Fears of an Iranian-run land corridor emerging from the fight against the Islamic State, in which Shia militia groups played a prominent role, have been central to concerns that postwar Iraq and Syria could be subverted by regional maneuverings.
That Iran could emerge emboldened from the Isis fight has dominated recent discussions among Donald Trump’s uber-hawks, the national security adviser, John Bolton, and the secretary of state, Mike Pompeo, both of whom are central to an escalating US sanctions programme and Washington’s abandonment of an international nuclear deal signed by Tehran and the former US president Barack Obama.
The Trump administration has remained wary of the Iraqi militias. Although they jointly led the fight against Isis, such groups were integrated into the Iraqi state structure, and have drawn increasing comparisons with Iran’s Revolutionary Guards Corps. While they include some Sunni, Christian and Yazidi units, they are dominated by Shia groups, the most powerful of whom enjoy the direct patronage of Iran.
The British foreign secretary, Jeremy Hunt, appeared to align the UK on Thursday with US claims that Tehran’s threat posture had changed. “We share the same assessment of the heightened threat posed by Iran,” he said on Twitter. “As always we work closely with the USA.”
Earlier this week, a British general challenged the Trump administration’s claims that an imminent threat had emerged from Iran, creating a rare public schism between the two countries whose alliance has at times been tested by the erratic nature of Trump’s regional policy.
The UK, though, is understood to have been central to the recent concerns being raised, and efforts to de-escalate a crisis in which the US has imposed a “maximum pressure” strategy on Iran and Iranian officials have vowed to defend their interests, in the face of hardline sanctions and an oil blockade that is biting deep into Tehran’s coffers.
Tehran’s ambassador to the United Nations, Majid Takht-e Ravanchi, told US broadcaster NPR that Iran was not interested in escalating regional tensions but had the “right to defend ourselves.”
The US has ordered a naval battle group and a squadron of B-52 bombers to the region, in response to the perceived increased threat.
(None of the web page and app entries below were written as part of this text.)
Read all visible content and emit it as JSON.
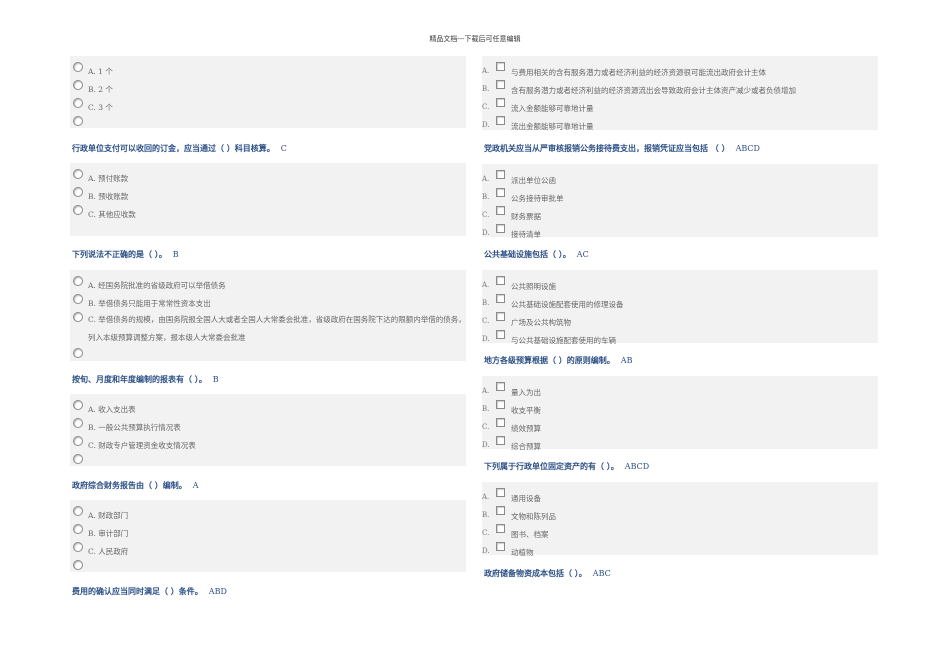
{
  "header": "精品文档---下载后可任意编辑",
  "left": {
    "q0_options": [
      "A. 1 个",
      "B. 2 个",
      "C. 3 个",
      ""
    ],
    "q1": {
      "text": "行政单位支付可以收回的订金，应当通过（  ）科目核算。",
      "answer": "C",
      "options": [
        "A. 预付账款",
        "B. 预收账款",
        "C. 其他应收款"
      ]
    },
    "q2": {
      "text": "下列说法不正确的是（  ）。",
      "answer": "B",
      "options": [
        "A. 经国务院批准的省级政府可以举借债务",
        "B. 举借债务只能用于常常性资本支出",
        "C. 举借债务的规模，由国务院报全国人大或者全国人大常委会批准，省级政府在国务院下达的限额内举借的债务，列入本级预算调整方案，报本级人大常委会批准",
        ""
      ]
    },
    "q3": {
      "text": "按旬、月度和年度编制的报表有（  ）。",
      "answer": "B",
      "options": [
        "A. 收入支出表",
        "B. 一般公共预算执行情况表",
        "C. 财政专户管理资金收支情况表",
        ""
      ]
    },
    "q4": {
      "text": "政府综合财务报告由（  ）编制。",
      "answer": "A",
      "options": [
        "A. 财政部门",
        "B. 审计部门",
        "C. 人民政府",
        ""
      ]
    },
    "q5": {
      "text": "费用的确认应当同时满足（  ）条件。",
      "answer": "ABD"
    }
  },
  "right": {
    "q0_options": [
      {
        "letter": "A.",
        "text": "与费用相关的含有服务潜力或者经济利益的经济资源很可能流出政府会计主体"
      },
      {
        "letter": "B.",
        "text": "含有服务潜力或者经济利益的经济资源流出会导致政府会计主体资产减少或者负债增加"
      },
      {
        "letter": "C.",
        "text": "流入金额能够可靠地计量"
      },
      {
        "letter": "D.",
        "text": "流出金额能够可靠地计量"
      }
    ],
    "q1": {
      "text": "党政机关应当从严审核报销公务接待费支出，报销凭证应当包括  （  ）",
      "answer": "ABCD",
      "options": [
        {
          "letter": "A.",
          "text": "派出单位公函"
        },
        {
          "letter": "B.",
          "text": "公务接待审批单"
        },
        {
          "letter": "C.",
          "text": "财务票据"
        },
        {
          "letter": "D.",
          "text": "接待清单"
        }
      ]
    },
    "q2": {
      "text": "公共基础设施包括（  ）。",
      "answer": "AC",
      "options": [
        {
          "letter": "A.",
          "text": "公共照明设施"
        },
        {
          "letter": "B.",
          "text": "公共基础设施配套使用的修理设备"
        },
        {
          "letter": "C.",
          "text": "广场及公共构筑物"
        },
        {
          "letter": "D.",
          "text": "与公共基础设施配套使用的车辆"
        }
      ]
    },
    "q3": {
      "text": "地方各级预算根据（  ）的原则编制。",
      "answer": "AB",
      "options": [
        {
          "letter": "A.",
          "text": "量入为出"
        },
        {
          "letter": "B.",
          "text": "收支平衡"
        },
        {
          "letter": "C.",
          "text": "绩效预算"
        },
        {
          "letter": "D.",
          "text": "综合预算"
        }
      ]
    },
    "q4": {
      "text": "下列属于行政单位固定资产的有（  ）。",
      "answer": "ABCD",
      "options": [
        {
          "letter": "A.",
          "text": "通用设备"
        },
        {
          "letter": "B.",
          "text": "文物和陈列品"
        },
        {
          "letter": "C.",
          "text": "图书、档案"
        },
        {
          "letter": "D.",
          "text": "动植物"
        }
      ]
    },
    "q5": {
      "text": "政府储备物资成本包括（  ）。",
      "answer": "ABC"
    }
  }
}
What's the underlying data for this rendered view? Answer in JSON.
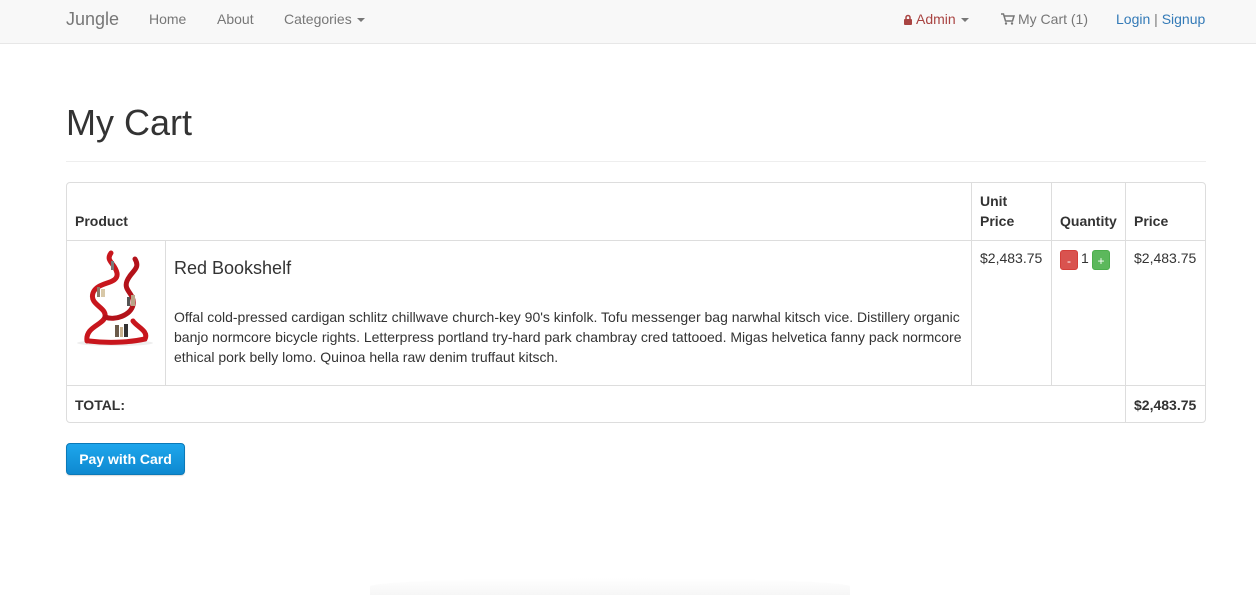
{
  "navbar": {
    "brand": "Jungle",
    "home": "Home",
    "about": "About",
    "categories": "Categories",
    "admin": "Admin",
    "cart": "My Cart (1)",
    "login": "Login",
    "separator": "|",
    "signup": "Signup"
  },
  "page": {
    "title": "My Cart"
  },
  "table": {
    "headers": {
      "product": "Product",
      "unit_price_line1": "Unit",
      "unit_price_line2": "Price",
      "quantity": "Quantity",
      "price": "Price"
    },
    "rows": [
      {
        "name": "Red Bookshelf",
        "description": "Offal cold-pressed cardigan schlitz chillwave church-key 90's kinfolk. Tofu messenger bag narwhal kitsch vice. Distillery organic banjo normcore bicycle rights. Letterpress portland try-hard park chambray cred tattooed. Migas helvetica fanny pack normcore ethical pork belly lomo. Quinoa hella raw denim truffaut kitsch.",
        "unit_price": "$2,483.75",
        "quantity": "1",
        "minus_label": "-",
        "plus_label": "+",
        "price": "$2,483.75"
      }
    ],
    "total_label": "TOTAL:",
    "total_value": "$2,483.75"
  },
  "actions": {
    "pay_button": "Pay with Card"
  },
  "colors": {
    "admin": "#a94442",
    "link": "#337ab7",
    "minus": "#d9534f",
    "plus": "#5cb85c",
    "pay_button": "#1a9bdf"
  }
}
In Yemen, meanwhile, where a Saudi-led war against Iranian-allied Houthi forces is into its fifth year, early-morning airstrikes killed six people, including four children, a health ministry official said.